» What this task involves
The required output is every line from the one containing "Transcribe this image's" through the last line of the listing below, copied exactly, pictures excluded.

» Information provided

════════════════════

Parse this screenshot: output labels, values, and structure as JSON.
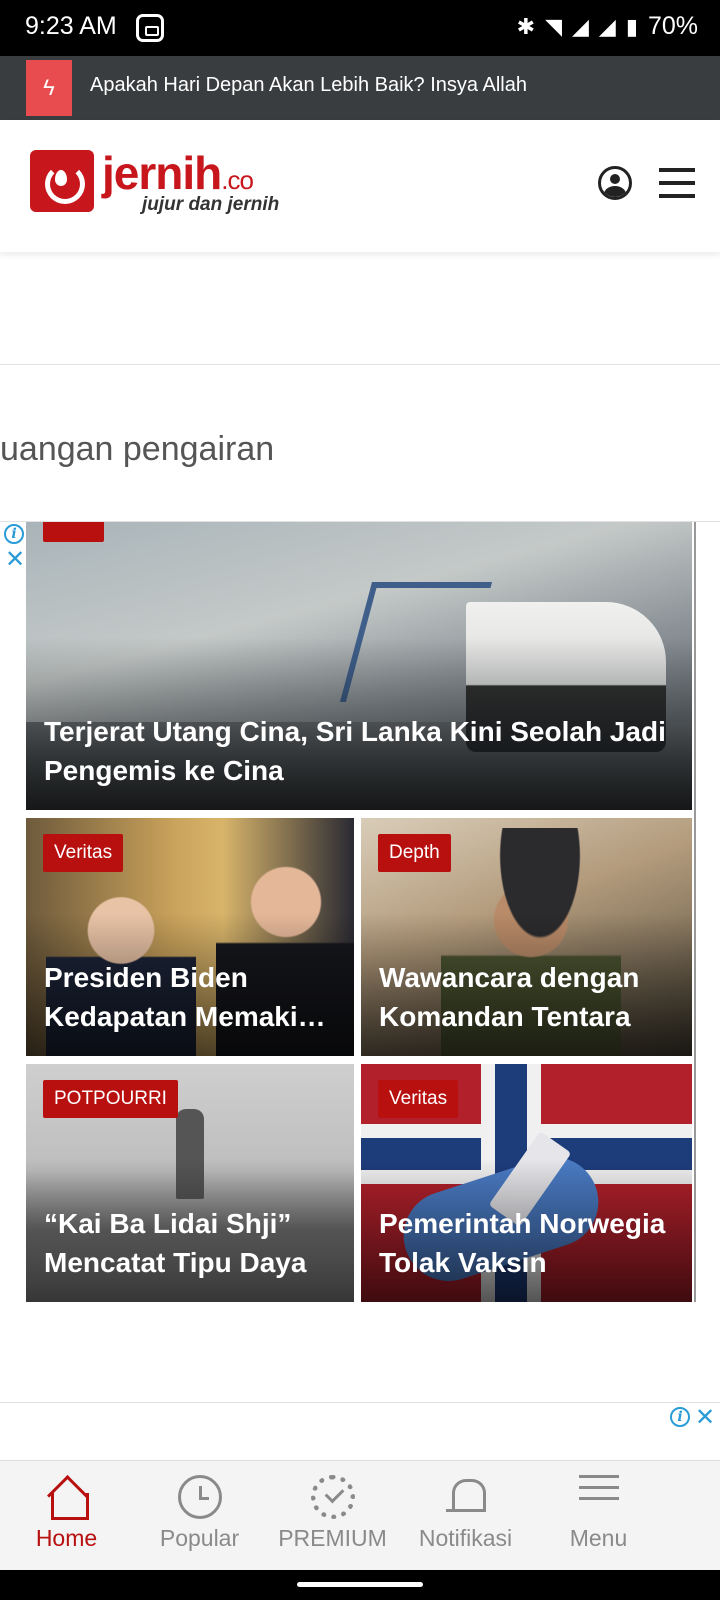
{
  "status_bar": {
    "time": "9:23 AM",
    "battery": "70%",
    "icons": [
      "app-notification-icon",
      "bluetooth-icon",
      "wifi-icon",
      "signal-icon",
      "signal-icon",
      "battery-icon"
    ]
  },
  "ticker": {
    "icon": "flash-icon",
    "text": "Apakah Hari Depan Akan Lebih Baik? Insya Allah"
  },
  "header": {
    "logo_name": "jernih",
    "logo_suffix": ".co",
    "tagline": "jujur dan jernih",
    "brand_color": "#c8161d"
  },
  "section": {
    "heading": "uangan pengairan"
  },
  "articles": {
    "hero": {
      "title": "Terjerat Utang Cina, Sri Lanka Kini Seolah Jadi Pengemis ke Cina"
    },
    "grid": [
      {
        "badge": "Veritas",
        "title": "Presiden Biden Kedapatan Memaki Wartawan"
      },
      {
        "badge": "Depth",
        "title": "Wawancara dengan Komandan Tentara"
      },
      {
        "badge": "POTPOURRI",
        "title": "“Kai Ba Lidai Shji” Mencatat Tipu Daya"
      },
      {
        "badge": "Veritas",
        "title": "Pemerintah Norwegia Tolak Vaksin"
      }
    ]
  },
  "bottom_nav": {
    "items": [
      {
        "label": "Home",
        "icon": "home-icon",
        "active": true
      },
      {
        "label": "Popular",
        "icon": "clock-icon",
        "active": false
      },
      {
        "label": "PREMIUM",
        "icon": "badge-check-icon",
        "active": false
      },
      {
        "label": "Notifikasi",
        "icon": "bell-icon",
        "active": false
      },
      {
        "label": "Menu",
        "icon": "menu-lines-icon",
        "active": false
      }
    ],
    "active_color": "#b7100f"
  },
  "ad": {
    "info_glyph": "i",
    "close_glyph": "✕"
  }
}
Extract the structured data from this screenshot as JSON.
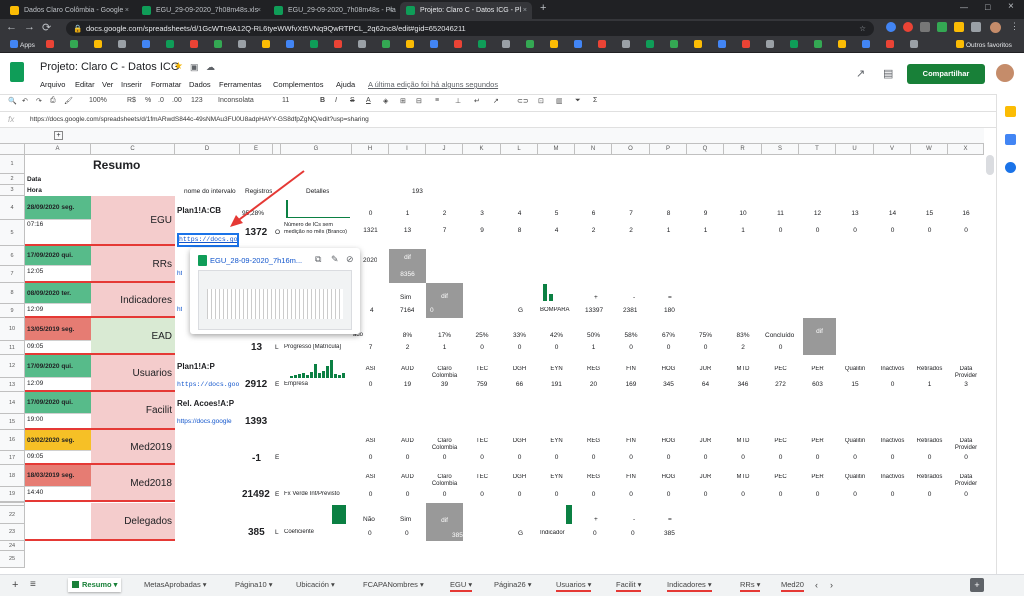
{
  "browser": {
    "tabs": [
      {
        "title": "Dados Claro Colômbia - Google",
        "color": "#fbbc04"
      },
      {
        "title": "EGU_29-09-2020_7h08m48s.xls",
        "color": "#0f9d58"
      },
      {
        "title": "EGU_29-09-2020_7h08m48s - Pla",
        "color": "#0f9d58"
      },
      {
        "title": "Projeto: Claro C - Datos ICG - Pl",
        "color": "#0f9d58"
      }
    ],
    "url": "docs.google.com/spreadsheets/d/1GcWTn9A12Q-RL6tyeWWfvXt5VNq9QwRTPCL_2q62nc8/edit#gid=652046211",
    "bookmarks_apps": "Apps",
    "bookmarks_other": "Outros favoritos"
  },
  "sheet": {
    "title": "Projeto: Claro C - Datos ICG",
    "menu": [
      "Arquivo",
      "Editar",
      "Ver",
      "Inserir",
      "Formatar",
      "Dados",
      "Ferramentas",
      "Complementos",
      "Ajuda"
    ],
    "last_edit": "A última edição foi há alguns segundos",
    "share_label": "Compartilhar",
    "toolbar": {
      "zoom": "100%",
      "currency": "R$",
      "percent": "%",
      "dec0": ".0",
      "dec00": ".00",
      "fmt": "123",
      "font": "Inconsolata",
      "size": "11"
    },
    "fx_label": "fx",
    "formula": "https://docs.google.com/spreadsheets/d/1fmARwdS844c-49sNMAu3FU0U8adpHAYY-GS8dfpZgNQ/edit?usp=sharing"
  },
  "columns": [
    "A",
    "C",
    "D",
    "E",
    "G",
    "H",
    "I",
    "J",
    "K",
    "L",
    "M",
    "N",
    "O",
    "P",
    "Q",
    "R",
    "S",
    "T",
    "U",
    "V",
    "W",
    "X"
  ],
  "rows": [
    "1",
    "2",
    "3",
    "4",
    "5",
    "6",
    "7",
    "8",
    "9",
    "10",
    "11",
    "12",
    "13",
    "14",
    "15",
    "16",
    "17",
    "18",
    "19",
    "20",
    "21",
    "22",
    "23",
    "24",
    "25"
  ],
  "header": {
    "resumo": "Resumo",
    "data": "Data",
    "hora": "Hora",
    "nome_intervalo": "nome do intervalo",
    "registros": "Registros",
    "detalles": "Detalles",
    "v193": "193"
  },
  "blocks": [
    {
      "date": "28/09/2020 seg.",
      "time": "07:16",
      "name": "EGU",
      "range": "Plan1!A:CB",
      "link": "https://docs.goo",
      "pct": "95,28%",
      "count": "1372",
      "flag": "O",
      "datecolor": "#57bb8a"
    },
    {
      "date": "17/09/2020 qui.",
      "time": "12:05",
      "name": "RRs",
      "link": "ht",
      "datecolor": "#57bb8a"
    },
    {
      "date": "08/09/2020 ter.",
      "time": "12:09",
      "name": "Indicadores",
      "link": "ht",
      "datecolor": "#57bb8a"
    },
    {
      "date": "13/05/2019 seg.",
      "time": "09:05",
      "name": "EAD",
      "count": "13",
      "flag": "L",
      "datecolor": "#e67c73"
    },
    {
      "date": "17/09/2020 qui.",
      "time": "12:09",
      "name": "Usuarios",
      "range": "Plan1!A:P",
      "link": "https://docs.goo",
      "count": "2912",
      "flag": "E",
      "datecolor": "#57bb8a"
    },
    {
      "date": "17/09/2020 qui.",
      "time": "19:00",
      "name": "Facilit",
      "range": "Rel. Acoes!A:P",
      "link": "https://docs.google",
      "count": "1393",
      "datecolor": "#57bb8a"
    },
    {
      "date": "03/02/2020 seg.",
      "time": "09:05",
      "name": "Med2019",
      "count": "-1",
      "flag": "E",
      "datecolor": "#f6c026"
    },
    {
      "date": "18/03/2019 seg.",
      "time": "14:40",
      "name": "Med2018",
      "count": "21492",
      "flag": "E",
      "datecolor": "#e67c73"
    },
    {
      "name": "Delegados",
      "count": "385",
      "flag": "L"
    }
  ],
  "row4_nums": [
    "0",
    "1",
    "2",
    "3",
    "4",
    "5",
    "6",
    "7",
    "8",
    "9",
    "10",
    "11",
    "12",
    "13",
    "14",
    "15",
    "16"
  ],
  "row5": {
    "label": "Número de ICs sem medição no mês (Branco)",
    "vals": [
      "1321",
      "13",
      "7",
      "9",
      "8",
      "4",
      "2",
      "2",
      "1",
      "1",
      "1",
      "0",
      "0",
      "0",
      "0",
      "0",
      "0"
    ]
  },
  "row7": {
    "v2020": "2020",
    "dif": "dif",
    "v8356": "8356"
  },
  "row8": {
    "sim": "Sim",
    "dif": "dif",
    "plus": "+",
    "minus": "-",
    "eq": "="
  },
  "row9": {
    "v4": "4",
    "v7164": "7164",
    "v0": "0",
    "g": "G",
    "bompara": "BOMPARA",
    "v13397": "13397",
    "v2381": "2381",
    "v180": "180"
  },
  "row10": {
    "label": "ado",
    "pcts": [
      "8%",
      "17%",
      "25%",
      "33%",
      "42%",
      "50%",
      "58%",
      "67%",
      "75%",
      "83%"
    ],
    "concluido": "Concluído",
    "dif": "dif"
  },
  "row11": {
    "label": "Progresso [Matrícula]",
    "vals": [
      "7",
      "2",
      "1",
      "0",
      "0",
      "0",
      "1",
      "0",
      "0",
      "0",
      "2",
      "0"
    ]
  },
  "cats": [
    "ASI",
    "AUD",
    "Claro Colombia",
    "TEC",
    "DGH",
    "EYN",
    "REG",
    "FIN",
    "HOG",
    "JUR",
    "MTD",
    "PEC",
    "PER",
    "Qualitin",
    "Inactivos",
    "Retirados",
    "Data Provider"
  ],
  "row13": {
    "label": "Empresa",
    "vals": [
      "0",
      "19",
      "39",
      "759",
      "66",
      "191",
      "20",
      "169",
      "345",
      "64",
      "346",
      "272",
      "603",
      "15",
      "0",
      "1",
      "3"
    ]
  },
  "row17vals": [
    "0",
    "0",
    "0",
    "0",
    "0",
    "0",
    "0",
    "0",
    "0",
    "0",
    "0",
    "0",
    "0",
    "0",
    "0",
    "0",
    "0"
  ],
  "row19": {
    "label": "Fx Verde Inf/Previsto",
    "vals": [
      "0",
      "0",
      "0",
      "0",
      "0",
      "0",
      "0",
      "0",
      "0",
      "0",
      "0",
      "0",
      "0",
      "0",
      "0",
      "0",
      "0"
    ]
  },
  "row22": {
    "nao": "Não",
    "sim": "Sim",
    "dif": "dif",
    "plus": "+",
    "minus": "-",
    "eq": "="
  },
  "row23": {
    "label": "Coeficiente",
    "v0a": "0",
    "v0b": "0",
    "v385": "385",
    "g": "G",
    "ind": "Indicador",
    "v0c": "0",
    "v0d": "0",
    "v385b": "385"
  },
  "popup": {
    "title": "EGU_28-09-2020_7h16m..."
  },
  "sheet_tabs": [
    "Resumo",
    "MetasAprobadas",
    "Página10",
    "Ubicación",
    "FCAPANombres",
    "EGU",
    "Página26",
    "Usuarios",
    "Facilit",
    "Indicadores",
    "RRs",
    "Med20"
  ]
}
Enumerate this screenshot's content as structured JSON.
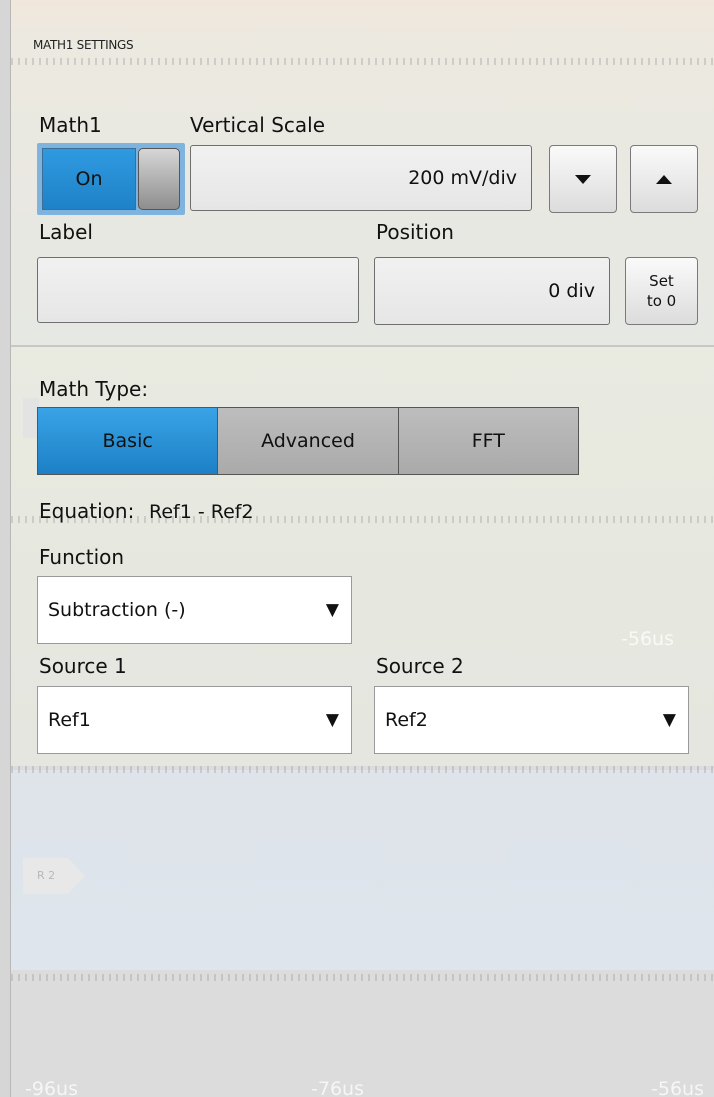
{
  "panel": {
    "title": "MATH1 SETTINGS"
  },
  "math1": {
    "label": "Math1",
    "toggle_state": "On"
  },
  "vertical_scale": {
    "label": "Vertical Scale",
    "value": "200 mV/div",
    "down_icon": "triangle-down",
    "up_icon": "triangle-up"
  },
  "label_field": {
    "label": "Label",
    "value": ""
  },
  "position": {
    "label": "Position",
    "value": "0 div",
    "set_zero_line1": "Set",
    "set_zero_line2": "to 0"
  },
  "math_type": {
    "label": "Math Type:",
    "options": [
      "Basic",
      "Advanced",
      "FFT"
    ],
    "selected": "Basic"
  },
  "equation": {
    "label": "Equation:",
    "value": "Ref1 - Ref2"
  },
  "function": {
    "label": "Function",
    "value": "Subtraction (-)"
  },
  "source1": {
    "label": "Source 1",
    "value": "Ref1"
  },
  "source2": {
    "label": "Source 2",
    "value": "Ref2"
  },
  "background_labels": {
    "time_mid": "-56us",
    "marker": "R 2",
    "time_bl": "-96us",
    "time_bc": "-76us",
    "time_br": "-56us"
  },
  "colors": {
    "accent_blue": "#1f86cc",
    "panel_gray": "#dcdcdc"
  }
}
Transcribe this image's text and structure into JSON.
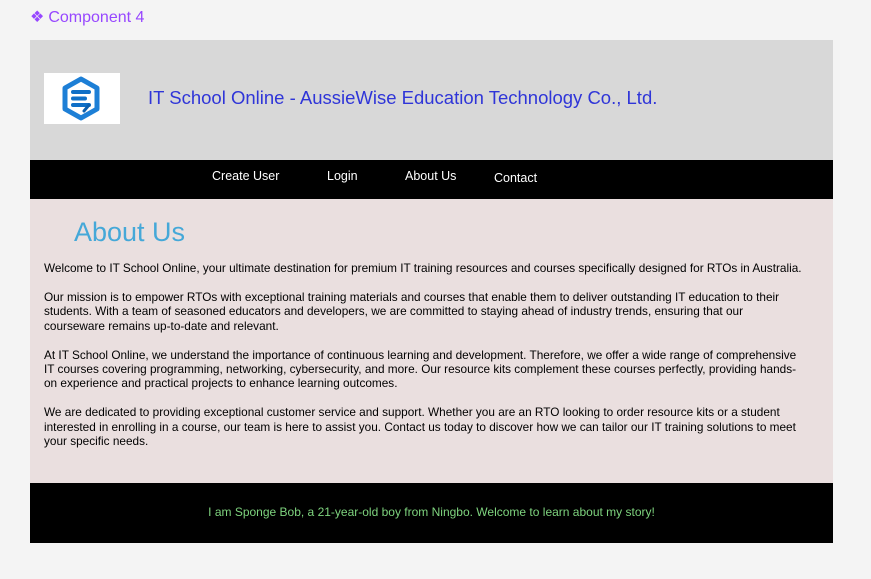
{
  "canvas": {
    "component_name": "Component 4",
    "component_icon": "component-icon"
  },
  "header": {
    "logo_icon": "logo-icon",
    "title": "IT School Online - AussieWise Education Technology Co., Ltd."
  },
  "nav": {
    "items": [
      {
        "label": "Create User"
      },
      {
        "label": "Login"
      },
      {
        "label": "About Us"
      },
      {
        "label": "Contact"
      }
    ]
  },
  "main": {
    "heading": "About Us",
    "paragraphs": [
      "Welcome to IT School Online, your ultimate destination for premium IT training resources and courses specifically designed for RTOs in Australia.",
      "Our mission is to empower RTOs with exceptional training materials and courses that enable them to deliver outstanding IT education to their students. With a team of seasoned educators and developers, we are committed to staying ahead of industry trends, ensuring that our courseware remains up-to-date and relevant.",
      "At IT School Online, we understand the importance of continuous learning and development. Therefore, we offer a wide range of comprehensive IT courses covering programming, networking, cybersecurity, and more. Our resource kits complement these courses perfectly, providing hands-on experience and practical projects to enhance learning outcomes.",
      "We are dedicated to providing exceptional customer service and support. Whether you are an RTO looking to order resource kits or a student interested in enrolling in a course, our team is here to assist you. Contact us today to discover how we can tailor our IT training solutions to meet your specific needs."
    ]
  },
  "footer": {
    "text": "I am Sponge Bob, a 21-year-old boy from Ningbo. Welcome to learn about my story!"
  },
  "colors": {
    "component_label": "#9747ff",
    "header_bg": "#d8d8d8",
    "title": "#2f35d8",
    "nav_bg": "#000000",
    "content_bg": "#eadfdf",
    "heading": "#45a8d8",
    "footer_text": "#7ed37e"
  }
}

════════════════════

» Task response
Transcribe this image's text and structure into JSON.
{
  "canvas": {
    "component_name": "Component 4",
    "component_icon": "component-icon"
  },
  "header": {
    "logo_icon": "logo-icon",
    "title": "IT School Online - AussieWise Education Technology Co., Ltd."
  },
  "nav": {
    "items": [
      {
        "label": "Create User"
      },
      {
        "label": "Login"
      },
      {
        "label": "About Us"
      },
      {
        "label": "Contact"
      }
    ]
  },
  "main": {
    "heading": "About Us",
    "paragraphs": [
      "Welcome to IT School Online, your ultimate destination for premium IT training resources and courses specifically designed for RTOs in Australia.",
      "Our mission is to empower RTOs with exceptional training materials and courses that enable them to deliver outstanding IT education to their students. With a team of seasoned educators and developers, we are committed to staying ahead of industry trends, ensuring that our courseware remains up-to-date and relevant.",
      "At IT School Online, we understand the importance of continuous learning and development. Therefore, we offer a wide range of comprehensive IT courses covering programming, networking, cybersecurity, and more. Our resource kits complement these courses perfectly, providing hands-on experience and practical projects to enhance learning outcomes.",
      "We are dedicated to providing exceptional customer service and support. Whether you are an RTO looking to order resource kits or a student interested in enrolling in a course, our team is here to assist you. Contact us today to discover how we can tailor our IT training solutions to meet your specific needs."
    ]
  },
  "footer": {
    "text": "I am Sponge Bob, a 21-year-old boy from Ningbo. Welcome to learn about my story!"
  },
  "colors": {
    "component_label": "#9747ff",
    "header_bg": "#d8d8d8",
    "title": "#2f35d8",
    "nav_bg": "#000000",
    "content_bg": "#eadfdf",
    "heading": "#45a8d8",
    "footer_text": "#7ed37e"
  }
}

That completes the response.